Data for review.
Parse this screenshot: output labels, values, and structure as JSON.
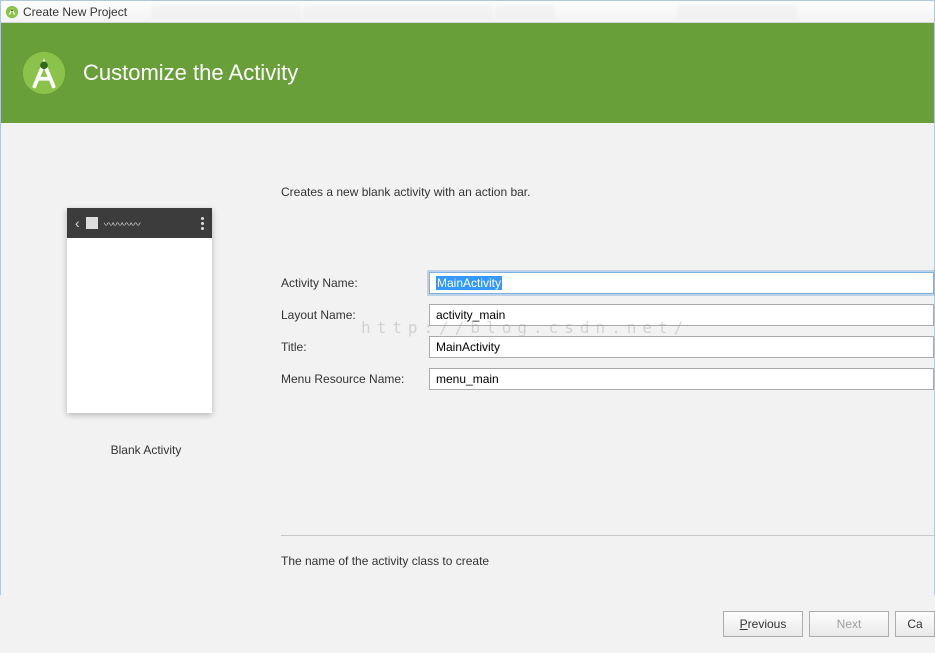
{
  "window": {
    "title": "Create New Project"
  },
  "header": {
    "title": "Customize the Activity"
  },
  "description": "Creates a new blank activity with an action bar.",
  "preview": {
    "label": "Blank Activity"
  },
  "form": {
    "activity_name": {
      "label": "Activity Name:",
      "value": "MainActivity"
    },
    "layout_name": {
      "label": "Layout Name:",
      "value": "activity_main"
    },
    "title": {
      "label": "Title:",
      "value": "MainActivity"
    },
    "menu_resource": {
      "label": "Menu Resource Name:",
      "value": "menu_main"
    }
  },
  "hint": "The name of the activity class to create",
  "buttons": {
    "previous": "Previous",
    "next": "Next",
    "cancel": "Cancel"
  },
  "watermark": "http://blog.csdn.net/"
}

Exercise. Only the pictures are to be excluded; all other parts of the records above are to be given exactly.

Reply to the exercise.
Parse this screenshot: output labels, values, and structure as JSON.
{
  "window": {
    "title": "Create New Project"
  },
  "header": {
    "title": "Customize the Activity"
  },
  "description": "Creates a new blank activity with an action bar.",
  "preview": {
    "label": "Blank Activity"
  },
  "form": {
    "activity_name": {
      "label": "Activity Name:",
      "value": "MainActivity"
    },
    "layout_name": {
      "label": "Layout Name:",
      "value": "activity_main"
    },
    "title": {
      "label": "Title:",
      "value": "MainActivity"
    },
    "menu_resource": {
      "label": "Menu Resource Name:",
      "value": "menu_main"
    }
  },
  "hint": "The name of the activity class to create",
  "buttons": {
    "previous": "Previous",
    "next": "Next",
    "cancel": "Cancel"
  },
  "watermark": "http://blog.csdn.net/"
}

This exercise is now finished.